In Court Filing, Pro-Trump Murray Energy Blames Trump’s Policies For Bankruptcy
Robert Murray came out early as a strong supporter of President Donald Trump, donating a hefty sum to his inauguration fund and insisting that Trump would be a boon for the dying coal industry.
Murray was also the chief executive of the country’s largest private coal mining company — Murray Energy — and in Trump, he found a pro-business, anti-climate change soulmate who could help keep his company afloat for just a little while longer.
Now, Murray Energy has filed for bankruptcy, becoming the eighth coal company to do so this year, and as noted by climate change blog Heated, Murray pointed to Trump’s own policies — along with the effects of climate change — as causes of his firm’s downfall.
Murray Energy’s 39-page bankruptcy filing was written by Robert Moore, who has taken over Murray’s position as CEO, and three pages in, he lays out the reasons for the company’s financial distress.
Rather than point to Obama-era regulations that Murray had insisted would destroy his business and leave “Grandma” in “the cold,” Moore focused “far more on time period of the Trump administration,” according to Heated.
“The thermal coal markets that Murray traditionally serves have been meaningfully challenged over the past three to four years, and deteriorated significantly in the last several months,” Moore wrote.
He pointed to market forces favoring natural gas and renewable energy sources like wind and solar as contributing factors — never mentioning environmental regulations.
Moving on, Moore drops this little nugget:
At the same time, demand for U.S. coal from international utilities has been subject to its own perfect storm of negative forces*, and the European benchmark price for thermal coal has halved in the last year.
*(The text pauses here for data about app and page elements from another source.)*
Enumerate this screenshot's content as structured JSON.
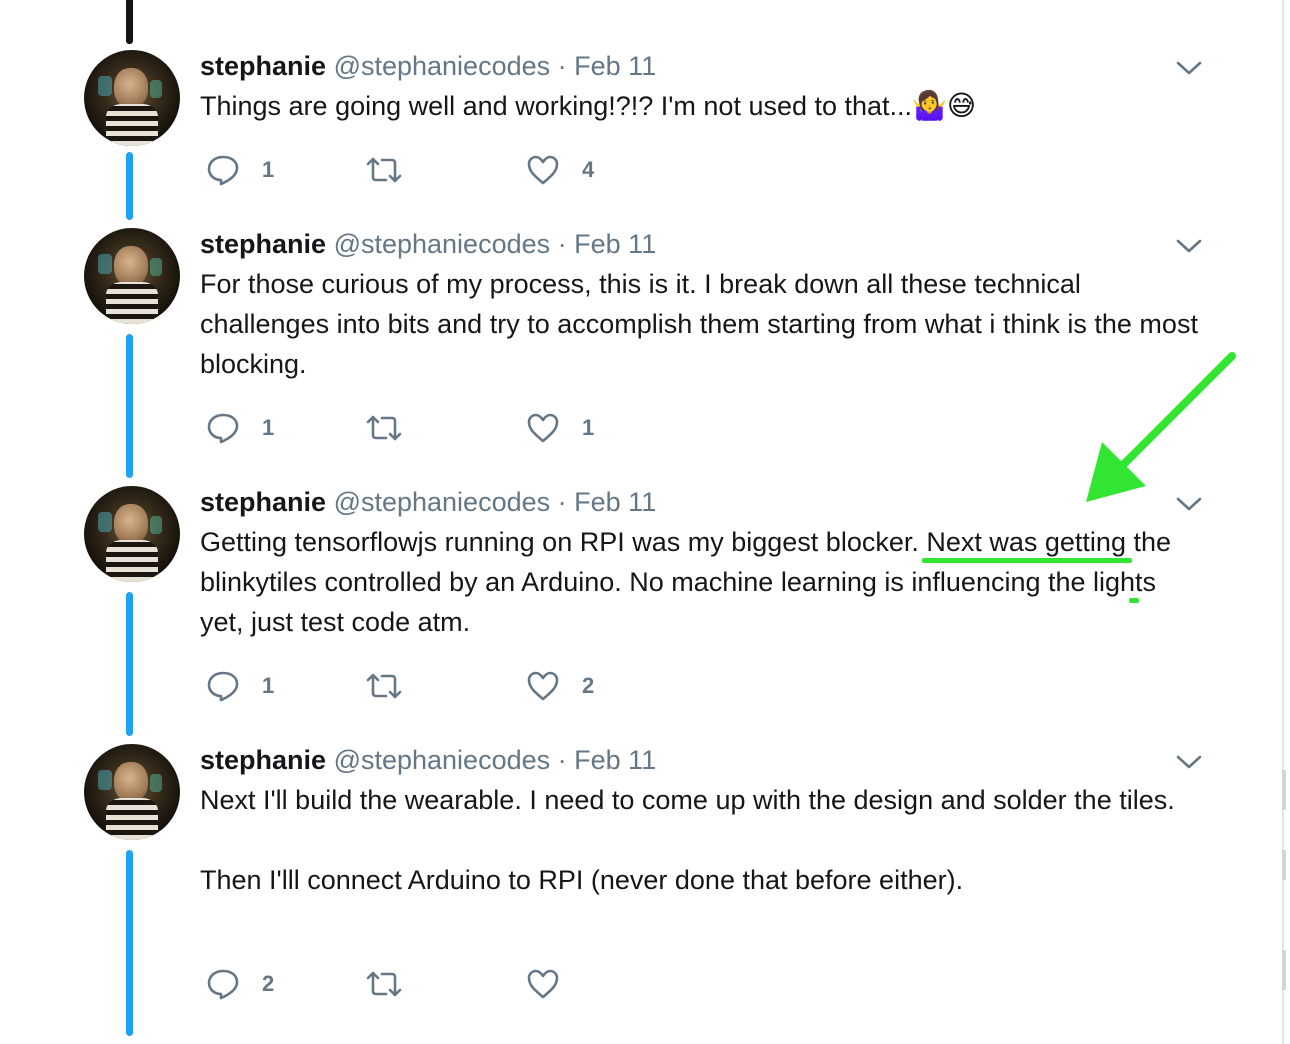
{
  "tweets": [
    {
      "name": "stephanie",
      "handle": "@stephaniecodes",
      "date": "Feb 11",
      "text": "Things are going well and working!?!? I'm not used to that...",
      "emojis": "🤷‍♀️😅",
      "replies": "1",
      "retweets": "",
      "likes": "4"
    },
    {
      "name": "stephanie",
      "handle": "@stephaniecodes",
      "date": "Feb 11",
      "text": "For those curious of my process, this is it. I break down all these technical challenges into bits and try to accomplish them starting from what i think is the most blocking.",
      "replies": "1",
      "retweets": "",
      "likes": "1"
    },
    {
      "name": "stephanie",
      "handle": "@stephaniecodes",
      "date": "Feb 11",
      "text_before": "Getting tensorflowjs running on RPI was my biggest blocker. ",
      "text_highlight_1": "Next was getting",
      "text_highlight_2": "the blinkytiles controlled by an Arduino.",
      "text_after": " No machine learning is influencing the lights yet, just test code atm.",
      "replies": "1",
      "retweets": "",
      "likes": "2"
    },
    {
      "name": "stephanie",
      "handle": "@stephaniecodes",
      "date": "Feb 11",
      "text": "Next I'll build the wearable. I need to come up with the design and solder the tiles.\n\nThen I'lll connect Arduino to RPI (never done that before either).",
      "replies": "2",
      "retweets": "",
      "likes": ""
    }
  ],
  "icons": {
    "reply": "reply-icon",
    "retweet": "retweet-icon",
    "like": "heart-icon",
    "more": "chevron-down-icon",
    "annotation": "green-arrow-icon"
  },
  "colors": {
    "thread_line": "#1da1f2",
    "muted": "#657786",
    "annotation_green": "#33e533"
  }
}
The impact of depressed demand and pricing in both domestic and international markets has hit Murray hard in recent months.
The asterisk, Heated noted, leads to the following footnote:
Overall weakness in the global demand for coal has been driven by a number of factors, including: low liquefied natural gas prices; a recent trade war driving Russia to increase exports; mild weather across the Northern Hemisphere led to a reduction in demand for heating in both Europe and Asia; higher freight costs; and a prolonged monsoon season in India which kept demand depressed while conditions cleared for a record eight months. [emphasis added]
Trump’s trade policy is to blame for the increase in Russian exports, and the prolonged monsoon season in India can be linked to climate change, Heated surmised.
In the end, the demise of Murray’s company came at the hands of the man he said would save it, with facilitation from environmental factors he claimed did not exist.
Still, the coal magnate knew his company’s inevitable future. He said at an industry conference in 2014 that “[Coal] isn't coming back. It's permanent. Virtually all of it is permanent."
He simply hoped his business strategy would “sustain us as the industry is destroyed."